• [REQUIREMENT]: Determine how many lines in the listing hold "JSON" and give only that number.

(THE DATA begins)

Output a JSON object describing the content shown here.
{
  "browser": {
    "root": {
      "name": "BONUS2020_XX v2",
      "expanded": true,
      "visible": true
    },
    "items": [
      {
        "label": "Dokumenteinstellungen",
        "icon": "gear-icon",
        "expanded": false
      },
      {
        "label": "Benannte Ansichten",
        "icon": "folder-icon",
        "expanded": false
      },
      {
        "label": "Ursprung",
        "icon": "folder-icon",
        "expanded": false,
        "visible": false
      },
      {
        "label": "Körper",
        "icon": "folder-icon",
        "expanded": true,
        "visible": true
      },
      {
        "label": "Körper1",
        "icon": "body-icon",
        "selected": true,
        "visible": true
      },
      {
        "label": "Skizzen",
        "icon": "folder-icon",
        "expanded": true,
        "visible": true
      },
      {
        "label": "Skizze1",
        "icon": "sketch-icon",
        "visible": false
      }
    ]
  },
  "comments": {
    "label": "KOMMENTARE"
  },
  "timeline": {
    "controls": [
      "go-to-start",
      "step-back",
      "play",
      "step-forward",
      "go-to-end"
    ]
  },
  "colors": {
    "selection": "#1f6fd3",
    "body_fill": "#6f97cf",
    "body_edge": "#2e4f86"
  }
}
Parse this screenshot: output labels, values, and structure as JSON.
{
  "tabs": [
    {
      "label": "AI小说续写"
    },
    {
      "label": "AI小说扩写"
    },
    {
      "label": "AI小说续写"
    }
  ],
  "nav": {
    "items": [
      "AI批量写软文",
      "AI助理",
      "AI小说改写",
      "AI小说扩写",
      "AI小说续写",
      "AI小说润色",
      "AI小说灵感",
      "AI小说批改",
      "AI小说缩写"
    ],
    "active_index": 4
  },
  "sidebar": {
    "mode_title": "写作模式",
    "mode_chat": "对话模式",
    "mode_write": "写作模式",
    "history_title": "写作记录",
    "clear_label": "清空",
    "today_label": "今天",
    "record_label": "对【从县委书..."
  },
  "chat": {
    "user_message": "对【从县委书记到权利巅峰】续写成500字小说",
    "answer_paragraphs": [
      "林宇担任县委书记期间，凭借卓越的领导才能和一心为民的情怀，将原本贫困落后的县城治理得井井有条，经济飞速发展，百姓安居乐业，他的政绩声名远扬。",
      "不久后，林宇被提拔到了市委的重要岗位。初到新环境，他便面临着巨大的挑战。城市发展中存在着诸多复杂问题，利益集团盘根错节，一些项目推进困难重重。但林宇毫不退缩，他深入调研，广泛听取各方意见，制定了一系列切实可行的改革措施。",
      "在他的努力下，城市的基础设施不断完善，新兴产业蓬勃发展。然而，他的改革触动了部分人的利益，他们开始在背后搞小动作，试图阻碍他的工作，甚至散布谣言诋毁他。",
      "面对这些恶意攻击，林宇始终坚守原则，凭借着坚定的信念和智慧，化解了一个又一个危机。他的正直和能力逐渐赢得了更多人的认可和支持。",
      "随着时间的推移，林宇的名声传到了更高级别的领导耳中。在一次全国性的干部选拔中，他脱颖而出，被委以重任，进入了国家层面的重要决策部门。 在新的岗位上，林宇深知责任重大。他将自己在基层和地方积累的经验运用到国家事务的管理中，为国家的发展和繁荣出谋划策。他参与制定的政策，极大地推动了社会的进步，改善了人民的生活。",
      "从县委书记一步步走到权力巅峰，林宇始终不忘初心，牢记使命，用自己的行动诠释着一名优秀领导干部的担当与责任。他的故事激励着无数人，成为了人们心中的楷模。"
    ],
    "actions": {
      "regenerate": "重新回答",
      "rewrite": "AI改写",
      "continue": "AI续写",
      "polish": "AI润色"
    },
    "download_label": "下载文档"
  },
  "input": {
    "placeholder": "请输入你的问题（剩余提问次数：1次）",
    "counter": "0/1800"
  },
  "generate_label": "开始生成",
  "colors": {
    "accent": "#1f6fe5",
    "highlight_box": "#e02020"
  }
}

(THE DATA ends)

• [OUTPUT BELOW]: 2